In the context of the environment, "bioconcentration" refers to the accumulation of a chemical or contaminant in the tissues of living organisms, typically through the process of ingestion or absorption Bioconcentration can occur at any level of the food chain, from primary producers to top predators, and it can lead to the bioaccumulation of contaminants in the environment.
Bioconcentration can have negative impacts on the health of individual organisms and on the environment as a whole. For example, bioconcentration can lead to the toxic effects of contaminants on individual organisms, such as death, illness, or reproductive problems.

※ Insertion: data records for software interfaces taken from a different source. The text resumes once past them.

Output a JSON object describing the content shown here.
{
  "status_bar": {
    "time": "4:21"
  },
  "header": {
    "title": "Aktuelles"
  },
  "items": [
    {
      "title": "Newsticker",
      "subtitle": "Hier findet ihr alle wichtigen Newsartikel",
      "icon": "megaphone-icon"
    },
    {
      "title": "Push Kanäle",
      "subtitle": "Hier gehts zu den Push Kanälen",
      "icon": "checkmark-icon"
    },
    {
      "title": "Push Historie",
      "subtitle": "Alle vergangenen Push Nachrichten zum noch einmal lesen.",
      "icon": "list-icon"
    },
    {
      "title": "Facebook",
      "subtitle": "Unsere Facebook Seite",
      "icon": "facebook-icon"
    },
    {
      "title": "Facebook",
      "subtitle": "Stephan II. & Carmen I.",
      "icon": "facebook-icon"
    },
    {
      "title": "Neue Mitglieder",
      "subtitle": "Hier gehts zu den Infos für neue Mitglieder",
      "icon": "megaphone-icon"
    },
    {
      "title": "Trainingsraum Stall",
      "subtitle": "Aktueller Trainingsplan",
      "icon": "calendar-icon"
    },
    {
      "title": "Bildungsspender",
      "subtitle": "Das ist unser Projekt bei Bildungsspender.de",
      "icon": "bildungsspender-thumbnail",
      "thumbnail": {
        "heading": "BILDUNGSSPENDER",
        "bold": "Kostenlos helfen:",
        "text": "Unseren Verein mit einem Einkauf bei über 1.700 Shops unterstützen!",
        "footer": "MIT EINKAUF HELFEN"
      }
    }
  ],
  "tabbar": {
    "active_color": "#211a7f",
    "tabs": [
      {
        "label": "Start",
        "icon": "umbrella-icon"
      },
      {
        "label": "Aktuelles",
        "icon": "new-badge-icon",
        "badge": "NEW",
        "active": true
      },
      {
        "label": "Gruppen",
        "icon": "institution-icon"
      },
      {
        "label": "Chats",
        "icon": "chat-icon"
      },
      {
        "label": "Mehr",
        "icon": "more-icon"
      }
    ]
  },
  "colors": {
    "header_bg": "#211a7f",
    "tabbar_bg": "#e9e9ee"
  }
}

It can also lead to the bioaccumulation of contaminants in the food chain, which can have negative impacts on the health of higher trophic levels and on the overall ecosystem.
Here are a few examples of how "bioconcentration" might be used in the context of the environment:
Environmental contamination: Bioconcentration can occur as a result of environmental contamination such as the release of toxic chemicals into the air, water, or soil Contaminants that are ingested or absorbed by living organisms can accumulate in their tissues, leading to bioconcentration.
Food chain: Bioconcentration can occur at any level of the food chain, as contaminants can be passed from one organism to another through the process of predation or ingestion. For example, bioconcentration of contaminants in primary producers can lead to the bioaccumulation of contaminants in higher trophic levels, such as herbivores, carnivores, and top predators.
Environmental regulations: Bioconcentration can be a factor in the development and enforcement of environmental regulations, as it can have negative impacts on the health of individual organisms and on the overall ecosystem. For example, environmental regulations might be put in place to limit the release of contaminants into the environment in order to prevent bioconcentration and bioaccumulation.